No group has claimed responsibility for the two bombings, which killed 55 people and wounded almost 400, according to The New York Times. The Syrian government blamed terrorists, as it has in most past bombings, while the opposition accused the regime of setting up the bombing to frame it, as it too has done in the past. But as the Monitor and other outlets have reported, there is growing evidence that jihadist groups have infiltrated the country and joined the fight against President Bashar al-Assad and his regime.
The New York Times reports that Syrian members of the opposition have noticed a rise in murmurings about jihad and the number of non-Syrians on the battlefield. Analysts have been tracking the uptick in discussion on jihadi websites about going to fight in Syria, and Iraqi officials say that jihadis in their country have been moving west, toward Syria.

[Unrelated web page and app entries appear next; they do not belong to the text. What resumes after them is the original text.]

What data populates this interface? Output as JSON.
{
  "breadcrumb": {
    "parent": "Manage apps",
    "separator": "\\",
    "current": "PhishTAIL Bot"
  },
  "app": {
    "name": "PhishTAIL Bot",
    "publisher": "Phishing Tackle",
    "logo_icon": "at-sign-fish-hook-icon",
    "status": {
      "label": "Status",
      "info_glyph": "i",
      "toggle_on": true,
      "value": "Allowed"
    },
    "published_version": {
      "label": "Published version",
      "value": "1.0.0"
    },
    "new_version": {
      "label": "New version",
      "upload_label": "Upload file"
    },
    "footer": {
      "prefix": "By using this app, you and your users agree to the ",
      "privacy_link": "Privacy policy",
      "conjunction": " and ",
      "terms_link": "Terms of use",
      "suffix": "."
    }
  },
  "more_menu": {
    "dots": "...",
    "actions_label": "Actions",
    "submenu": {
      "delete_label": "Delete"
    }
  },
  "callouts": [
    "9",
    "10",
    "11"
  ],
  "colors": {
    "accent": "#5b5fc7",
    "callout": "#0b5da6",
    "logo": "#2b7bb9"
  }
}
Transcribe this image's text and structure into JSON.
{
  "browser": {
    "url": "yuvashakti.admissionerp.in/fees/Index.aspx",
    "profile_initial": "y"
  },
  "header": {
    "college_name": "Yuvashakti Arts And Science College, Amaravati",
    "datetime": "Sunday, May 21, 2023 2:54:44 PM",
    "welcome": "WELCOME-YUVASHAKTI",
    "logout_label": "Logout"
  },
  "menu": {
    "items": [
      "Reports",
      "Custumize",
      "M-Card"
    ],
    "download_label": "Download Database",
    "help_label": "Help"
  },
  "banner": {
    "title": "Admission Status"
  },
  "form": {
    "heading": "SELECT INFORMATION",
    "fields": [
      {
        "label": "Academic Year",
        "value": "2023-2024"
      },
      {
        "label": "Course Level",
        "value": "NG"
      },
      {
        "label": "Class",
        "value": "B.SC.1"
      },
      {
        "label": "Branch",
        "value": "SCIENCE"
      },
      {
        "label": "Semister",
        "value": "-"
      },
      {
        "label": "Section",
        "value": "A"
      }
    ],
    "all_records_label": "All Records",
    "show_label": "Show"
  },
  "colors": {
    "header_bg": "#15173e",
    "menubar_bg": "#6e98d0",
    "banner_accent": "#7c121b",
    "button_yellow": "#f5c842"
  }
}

The progression of the uprising is drawing comparisons to the earliest phases of insurgency in Iraq, Yemen, Somalia, and northern Mali – "where a radicalized domestic core of fighters, eventually supplemented by foreigners and veterans of other jihadi conflicts, gradually swelled into a dangerous, anarchic insurgency" – the Times reports
The UN Security Council condemned yesterday's attacks "in the strongest terms" and "reaffirmed that terrorism in all its forms and manifestations constitutes one of the most serious threats to international peace and security, and that any acts of terrorism are criminal and unjustifiable, regardless of their motivation," according to Reuters. The reference to motivation is possibly a warning to the opposition that it will be considered responsible for any violence it perpetrates, even if it is first provoked by the regime.
Bloomberg reports that events like yesterday's bombing pose a challenge to US support for the opposition.
The Syrian opposition has begun adopting the tactics of an armed insurgency such as suicide bombings, which can’t be condoned, said two United Nations diplomats. They spoke on condition of anonymity because they weren’t authorized to comment. That shift is making it harder for the US and its allies to keep the blame focused on the Assad regime for the violence, which persists despite a UN cease-fire agreed to by both sides in the conflict.
“America is not going to want to have its fingerprints on car bombs in Damascus,” said Joshua Landis, director of the Middle East program at the University of Oklahoma in Norman. “America is very careful about this because they don’t want to end up supporting terrorism, but that’s where we are headed. Insurgencies carry out terrorist acts. You can call it something different, but ultimately you’re blowing things up and trying to kill as many soldiers as you can.”